Illegal immigration is a huge topic right now across the globe. Every year, thousands of migrants attempt to travel between countries illegally, hitching a ride on various different freight vehicles. For freight companies this can lead to serious problems and costly fines if vehicles aren’t secured against these illegal immigrants.
In the UK, a vehicle driver, owner or hirer can be fined up to £2000 for every ‘clandestine entrant’, a person who hides in or on a vehicle to avoid UK border control, who tries to enter the UK. This law applies to every vehicle entering the UK, whether via sea port or even the Eurotunnel. There are controls in place at each border crossing to try and prevent this. At the Eurotunnel shuttle, there is a 40km perimeter fence around the entire terminal, along with an array of infra-red detectors, thermal detection sensors and hundreds of CCTV sensors. Yet, while borders do have their own security measures, it remains the responsibility of both the driver and the freight company to ensure that certain protocols and measures are taken to prevent such illegal immigration.

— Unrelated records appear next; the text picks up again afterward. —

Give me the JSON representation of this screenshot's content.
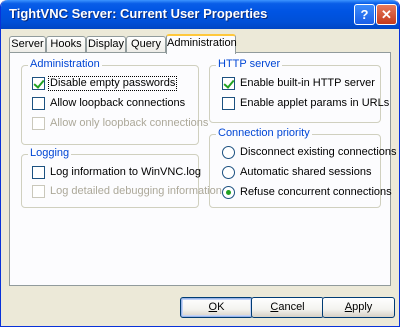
{
  "window": {
    "title": "TightVNC Server: Current User Properties",
    "help_label": "?",
    "close_label": "✕"
  },
  "tabs": [
    {
      "label": "Server"
    },
    {
      "label": "Hooks"
    },
    {
      "label": "Display"
    },
    {
      "label": "Query"
    },
    {
      "label": "Administration",
      "active": true
    }
  ],
  "administration": {
    "legend": "Administration",
    "items": [
      {
        "label": "Disable empty passwords",
        "checked": true,
        "enabled": true
      },
      {
        "label": "Allow loopback connections",
        "checked": false,
        "enabled": true
      },
      {
        "label": "Allow only loopback connections",
        "checked": false,
        "enabled": false
      }
    ]
  },
  "logging": {
    "legend": "Logging",
    "items": [
      {
        "label": "Log information to WinVNC.log",
        "checked": false,
        "enabled": true
      },
      {
        "label": "Log detailed debugging information",
        "checked": false,
        "enabled": false
      }
    ]
  },
  "http_server": {
    "legend": "HTTP server",
    "items": [
      {
        "label": "Enable built-in HTTP server",
        "checked": true,
        "enabled": true
      },
      {
        "label": "Enable applet params in URLs",
        "checked": false,
        "enabled": true
      }
    ]
  },
  "connection_priority": {
    "legend": "Connection priority",
    "options": [
      {
        "label": "Disconnect existing connections",
        "selected": false
      },
      {
        "label": "Automatic shared sessions",
        "selected": false
      },
      {
        "label": "Refuse concurrent connections",
        "selected": true
      }
    ]
  },
  "buttons": {
    "ok": {
      "label": "OK",
      "mnemonic": "O",
      "rest": "K"
    },
    "cancel": {
      "label": "Cancel",
      "mnemonic": "C",
      "rest": "ancel"
    },
    "apply": {
      "label": "Apply",
      "mnemonic": "A",
      "rest": "pply"
    }
  }
}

The driver of any vehicle must have written instructions on how to use any system to prevent such entrants, with robust security measures that allow the vehicle and any loading space to be secured. Drivers should be given checklists for their vehicle’s security and should have any required training for how to use any security systems and devices, which can include padlocks and other seals. If someone is discovered or suspected to be hiding in your vehicle, you must contact the relevant police authorities or border control if already at a border crossing. The driver may be interviewed and while they can refuse it is in their interest, and that of the freight company, for them to give as much information as possible at this stage.
While in the UK, illegal immigration via freight is most common in road transport making its way to one of the many UK ports, in the US it is most prevalent in rail freight. Notorious train “La Bestia” or “the Beast” has funneled hundreds of thousands of Central Americans across the US border. Access to the train for immigrants is controlled by armed gangs and while security measures are in place, and there are propositions to increase surveillance and security barriers, in this instance such protocols don’t seem to have any deterrent effect. To combat such illegal immigration via freight in this instance will require more than just security systems and padlocks. This is more of an issue with government regulation and the border controls themselves.
The UK is lucky in that with its status as a series of islands, illegal immigration via freight is far more difficult than elsewhere in the world, such as the USA. There are important measures, however, that still must be taken, or else individuals and freight companies can find themselves at risk of serious fines. By investing in high quality security systems and driver security training, freight companies can protect themselves, their goods and their employees.